A Lee Foundation-linked company has sold a row of four freehold conservation shophouses along Outram Road for S$23.8 million to construction and property group Chiu Teng.
In another deal, a pair of adjoining shophouses at 277 and 279 New Bridge Road – where Korean BBQ and steamboat restaurant Manbok operates on the ground floor – was sold for S$14.5 million.
The freehold, four-storey shophouses, which are on a single land lot and have a total gross floor area (GFA) of around 7,450 sq ft, are being sold by ACT Holdings.
The buyer is understood to be a company linked to Singapore-based SilkRoad Property Partners, a property investment management company set up in 2012 by the former AEW Asia senior management team led by Peter Wittendorp.
Along Boat Quay, two next-door shophouses are changing hands in two separate deals.
No 54 Boat Quay is being sold for S$12.9 million by a company that is part of the Chua Chuan Leong Group, which among other things, owns Goldbell Tower along Scotts Road; the buyer is a company indirectly owned by Tai Tak Estates Sdn Bhd. No 53 Boat Quay has fetched S$13 million; it is being sold by two individuals to a Singapore-incorporated company named Heritage Circle.

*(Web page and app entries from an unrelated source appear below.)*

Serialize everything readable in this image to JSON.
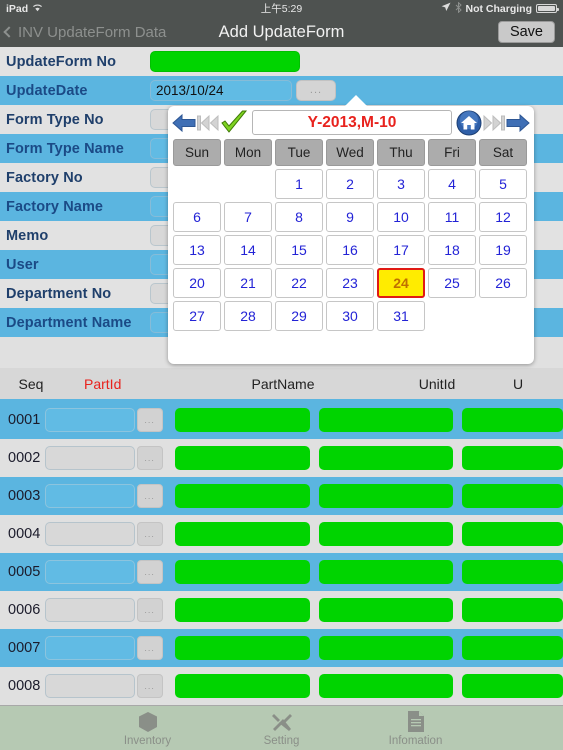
{
  "status_bar": {
    "device": "iPad",
    "wifi_icon": "wifi-icon",
    "time": "上午5:29",
    "location_icon": "location-arrow-icon",
    "bluetooth_icon": "bluetooth-icon",
    "charge_status": "Not Charging",
    "battery_icon": "battery-icon"
  },
  "nav_bar": {
    "back_label": "INV UpdateForm Data",
    "back_icon": "chevron-left-icon",
    "title": "Add UpdateForm",
    "save_label": "Save"
  },
  "form": {
    "rows": [
      {
        "label": "UpdateForm No",
        "field": "green",
        "value": ""
      },
      {
        "label": "UpdateDate",
        "field": "text-dots",
        "value": "2013/10/24"
      },
      {
        "label": "Form Type No",
        "field": "text-dots",
        "value": ""
      },
      {
        "label": "Form Type Name",
        "field": "green",
        "value": ""
      },
      {
        "label": "Factory No",
        "field": "text-dots",
        "value": ""
      },
      {
        "label": "Factory Name",
        "field": "green",
        "value": ""
      },
      {
        "label": "Memo",
        "field": "text-dots",
        "value": ""
      },
      {
        "label": "User",
        "field": "text-dots",
        "value": ""
      },
      {
        "label": "Department No",
        "field": "text-dots",
        "value": ""
      },
      {
        "label": "Department Name",
        "field": "green",
        "value": ""
      }
    ],
    "dots_label": "..."
  },
  "calendar": {
    "title": "Y-2013,M-10",
    "nav": {
      "prev_icon": "blue-left-arrow-icon",
      "prev_year_icon": "double-left-arrow-icon",
      "confirm_icon": "green-check-icon",
      "home_icon": "home-icon",
      "next_year_icon": "double-right-arrow-icon",
      "next_icon": "blue-right-arrow-icon"
    },
    "weekdays": [
      "Sun",
      "Mon",
      "Tue",
      "Wed",
      "Thu",
      "Fri",
      "Sat"
    ],
    "weeks": [
      [
        "",
        "",
        "1",
        "2",
        "3",
        "4",
        "5"
      ],
      [
        "6",
        "7",
        "8",
        "9",
        "10",
        "11",
        "12"
      ],
      [
        "13",
        "14",
        "15",
        "16",
        "17",
        "18",
        "19"
      ],
      [
        "20",
        "21",
        "22",
        "23",
        "24",
        "25",
        "26"
      ],
      [
        "27",
        "28",
        "29",
        "30",
        "31",
        "",
        ""
      ]
    ],
    "selected_day": "24",
    "selected_bg": "#ffec00",
    "selected_border": "#e01a14",
    "title_color": "#e8221d"
  },
  "table": {
    "headers": {
      "seq": "Seq",
      "part_id": "PartId",
      "part_name": "PartName",
      "unit_id": "UnitId",
      "more": "U"
    },
    "part_id_color": "#e8221d",
    "dots_label": "...",
    "rows": [
      {
        "seq": "0001"
      },
      {
        "seq": "0002"
      },
      {
        "seq": "0003"
      },
      {
        "seq": "0004"
      },
      {
        "seq": "0005"
      },
      {
        "seq": "0006"
      },
      {
        "seq": "0007"
      },
      {
        "seq": "0008"
      }
    ]
  },
  "tab_bar": {
    "tabs": [
      {
        "label": "Inventory",
        "icon": "box-icon"
      },
      {
        "label": "Setting",
        "icon": "tools-icon"
      },
      {
        "label": "Infomation",
        "icon": "document-icon"
      }
    ]
  },
  "colors": {
    "row_blue": "#5bb5e0",
    "row_gray": "#e0e0e0",
    "field_green": "#00d400",
    "chrome": "#4e5250"
  }
}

Both the properties are on sites with 999-year leasehold tenure and span three levels and an attic.
In Outram Road, Chiu Teng, which is picking up four shophouses at Nos 265, 267, 269 and 271, is expected to do additions and alterations work on the four-storey property, which is zoned residential with commercial use at the first storey.
The property is in the Tiong Bahru Secondary Settlement conservation area.

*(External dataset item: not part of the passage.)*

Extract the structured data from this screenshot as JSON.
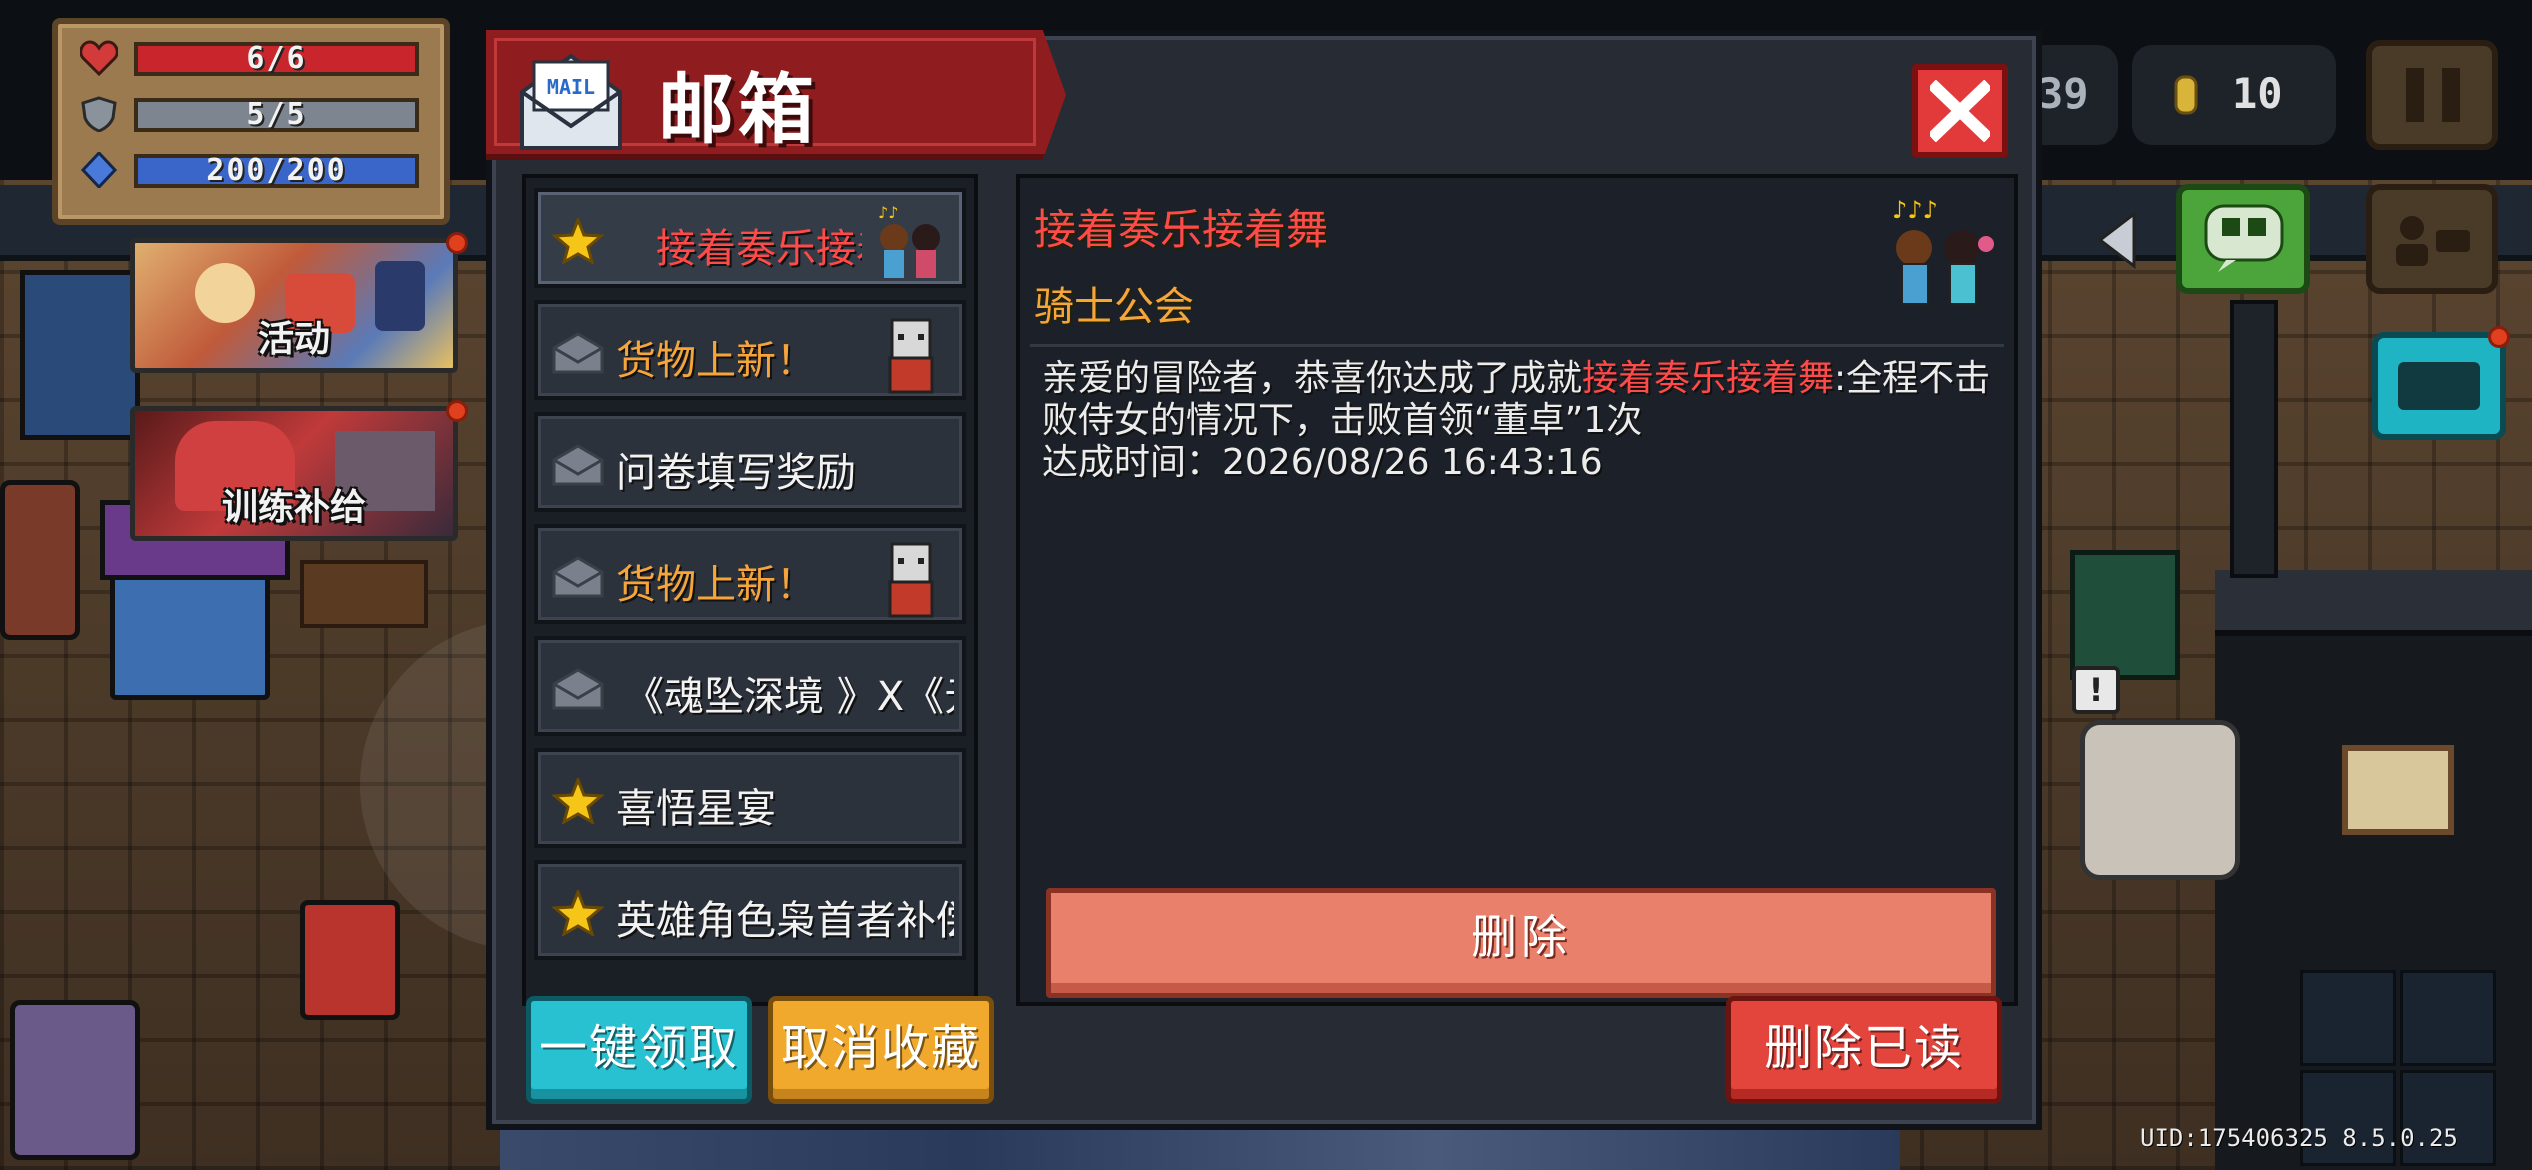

Chiu Teng’s price reflects S$1,482 per square foot based on the existing GFA of 16,061 sq ft. There is potential to increase this space by 2,314 sq ft to reach the maximum 18,375 sq ft allowed, based on the 3.0 plot ratio indicated for the 6,125 sq ft site in the Urban Redevelopment Authority’d (URA) Master Plan 2014.
The properties are understood to be more than 50 years old although they have been spruced up. Chiu Teng’s price reflects about 3 per cent gross yield based on the asset’s current rental income. All four retail units at street level as well as 10 of the 12 apartments above have been leased.
Most of the leases run out in the the first and second quarters of next year which would make it timely for the buyer to embark on a major refurbishment of the asset.
The residential component may be reconfigured into smaller units and installing a lift would improve their rental demand.
In addition, the property’s proximity to the popular Tiong Bahru area means it is in a very leasable location for either rental apartments or potentially serviced apartments.
The ground-floor units can also be spruced up and leased to upmarket eateries.
Pulau Properties, which is selling the shophouses, is owned by the Lee Foundation and members of the Lee family.
In September, a fully-owned unit of Lee Rubber, which is also controlled by the Lee family, sold a standalone block of 11 adjoining shophouses in Lavender Street for nearly S$55.56 million. In that deal, the Lee Rubber subsidiary carved out a 99-year leasehold interest for the buyer, Broadway Textile.
Adapted from: The Business Times, 15 November 2016